The second, “The Church of Paulesbyri”, was built between 675-85 by the Bishop, Erkenwald, and destroyed by the Vikings in 961.
The third was built in 961, and destroyed by fire in 1087.
The fourth, “old St Paul’s”, was built in the Norman, or Romanesque, style in the years after 1087 by the Bishop, Maurice and his successors; rebuilt and extended in the Gothic style in 1221-1240, and in the “New Work” of 1269-1332; renovated in the Renaissance style by Inigo Jones in 1633-1641, and again by Wren, after the Civil War, during which it had been occupied by Parliamentary troops and horses, in 1660; and burnt down in the Great Fire of 1666. There is a model of it in the Museum of London. It was clearly an impressive building, measuring some 600’ in length, and over 400’, or, according to some estimates, over 500’, in height, inclusive of the spire (which was destroyed by lightning in 1444, rebuilt in 1462, and destroyed by lightning again in 1561). As John Denham wrote in 1624: “That sacred pile, so vast, so high|That whether ‘tis a part of earth or sky|Uncertain seems, and may be thought a proud|Aspiring mountain or descending cloud … ”.
The fifth, present cathedral was built in the Baroque style by Wren between 1675-1710. It is faced in plain Portland Stone (66000 tons of it, quarried in Dorset and brought round the coast and up the Thames to London in barges), wonderfully reflective of the City’s light and mood. It is crowned with a glorious and iconic dome, making it unique among all the cathedrals of England. The stone-work is by the Master Masons Joshua Marshall and the brothers Edward and Thomas Strong and their team, overseen by Grinling Gibbons; the wood-work by the Master Carpenter John Langland and his team, also overseen by Grinling Gibbons; and the demi-grisaille paint-work inside the dome by the Painter-Stainer James Thornhill and his team. Wren’s simple epitaph inside the cathedral reads “Lector, si monumentum requiris, circumspice”, meaning “Reader, should you seek his memorial, look about you”. On the pediment above the south door is a stone bearing the image of a Phoenix rising from the ashes, together with the inscription “Resurgam”, meaning “I shall rise again” (a different stone bearing the same inscription had happened to be found among the smouldering ruins of the old cathedral – a positive portent if ever there was one).
There are a great many important memorials in the interior of the cathedral. The one in the south quire aisle to the metaphysical poet John Donne (1572-1631) survived the Great Fire, although if you look carefully, you can still see scorch-marks around its base! The ones in the crypt to, among others, Nicholas Bacon (d. 1579), father of Francis, and Thomas Heneage (d. 1594), stepfather of Shakespeare’s patron Henry Wriothesley, Earl of Southampton, also survived the fire, although again not without a certain amount of charring!

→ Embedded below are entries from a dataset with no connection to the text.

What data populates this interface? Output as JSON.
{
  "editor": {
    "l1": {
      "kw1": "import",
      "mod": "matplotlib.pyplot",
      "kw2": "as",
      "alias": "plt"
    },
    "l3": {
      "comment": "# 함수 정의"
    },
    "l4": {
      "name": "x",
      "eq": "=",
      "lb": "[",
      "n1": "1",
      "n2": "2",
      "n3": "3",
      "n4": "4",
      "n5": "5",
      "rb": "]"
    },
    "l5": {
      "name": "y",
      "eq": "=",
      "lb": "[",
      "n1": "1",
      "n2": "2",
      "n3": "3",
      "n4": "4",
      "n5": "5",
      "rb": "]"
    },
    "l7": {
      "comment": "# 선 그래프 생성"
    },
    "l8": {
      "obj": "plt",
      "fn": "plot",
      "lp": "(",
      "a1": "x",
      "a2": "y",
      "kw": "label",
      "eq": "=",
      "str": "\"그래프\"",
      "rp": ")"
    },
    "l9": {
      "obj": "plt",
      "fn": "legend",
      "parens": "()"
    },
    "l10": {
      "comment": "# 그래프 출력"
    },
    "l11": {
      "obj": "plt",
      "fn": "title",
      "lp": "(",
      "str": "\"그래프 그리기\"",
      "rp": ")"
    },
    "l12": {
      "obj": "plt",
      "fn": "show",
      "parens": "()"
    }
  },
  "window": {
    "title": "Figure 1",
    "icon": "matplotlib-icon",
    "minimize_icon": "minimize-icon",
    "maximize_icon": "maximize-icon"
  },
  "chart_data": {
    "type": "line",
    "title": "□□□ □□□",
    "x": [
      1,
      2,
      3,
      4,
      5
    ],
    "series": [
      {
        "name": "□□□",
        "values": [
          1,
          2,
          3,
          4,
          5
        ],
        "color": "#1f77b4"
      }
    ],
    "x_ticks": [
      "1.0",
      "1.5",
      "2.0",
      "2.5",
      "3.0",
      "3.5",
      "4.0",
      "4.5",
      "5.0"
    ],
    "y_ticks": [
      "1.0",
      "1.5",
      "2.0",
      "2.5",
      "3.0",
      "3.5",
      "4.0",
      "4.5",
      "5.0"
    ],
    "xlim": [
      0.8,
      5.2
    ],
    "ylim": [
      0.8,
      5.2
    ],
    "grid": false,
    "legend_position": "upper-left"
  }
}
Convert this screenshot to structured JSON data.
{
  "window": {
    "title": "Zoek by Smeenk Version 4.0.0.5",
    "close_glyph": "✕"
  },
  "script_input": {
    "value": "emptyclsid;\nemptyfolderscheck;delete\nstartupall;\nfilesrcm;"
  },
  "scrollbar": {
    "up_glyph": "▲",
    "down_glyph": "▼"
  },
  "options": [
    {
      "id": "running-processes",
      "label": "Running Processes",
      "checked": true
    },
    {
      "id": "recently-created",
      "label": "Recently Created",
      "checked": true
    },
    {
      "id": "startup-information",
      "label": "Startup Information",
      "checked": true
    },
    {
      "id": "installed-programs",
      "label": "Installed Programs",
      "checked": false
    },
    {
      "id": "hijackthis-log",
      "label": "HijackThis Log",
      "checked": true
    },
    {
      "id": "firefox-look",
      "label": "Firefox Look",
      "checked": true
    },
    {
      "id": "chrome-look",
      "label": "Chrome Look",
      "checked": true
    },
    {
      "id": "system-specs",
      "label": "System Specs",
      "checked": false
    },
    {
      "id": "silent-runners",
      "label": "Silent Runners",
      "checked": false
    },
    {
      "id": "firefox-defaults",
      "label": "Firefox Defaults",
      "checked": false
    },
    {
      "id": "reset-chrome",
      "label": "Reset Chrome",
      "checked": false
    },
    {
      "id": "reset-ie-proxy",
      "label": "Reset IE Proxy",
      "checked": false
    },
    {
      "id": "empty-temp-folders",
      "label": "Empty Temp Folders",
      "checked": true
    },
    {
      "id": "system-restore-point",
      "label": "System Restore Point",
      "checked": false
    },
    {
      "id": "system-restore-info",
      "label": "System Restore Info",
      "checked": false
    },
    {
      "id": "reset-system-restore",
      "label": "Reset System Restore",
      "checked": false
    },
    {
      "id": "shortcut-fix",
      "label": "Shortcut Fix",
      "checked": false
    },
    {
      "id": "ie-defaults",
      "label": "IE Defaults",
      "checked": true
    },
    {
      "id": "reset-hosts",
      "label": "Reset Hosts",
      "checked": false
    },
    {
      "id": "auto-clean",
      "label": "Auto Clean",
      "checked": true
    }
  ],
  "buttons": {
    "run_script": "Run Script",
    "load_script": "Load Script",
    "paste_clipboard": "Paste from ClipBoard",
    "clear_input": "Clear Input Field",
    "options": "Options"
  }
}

(*) The service was one of thanksgiving for the end of the Nine Years War, also known as the War of the Grand Alliance or the War of the League of Augsburg, between France on the one side, and a coalition of European countries, including Britain, on the other.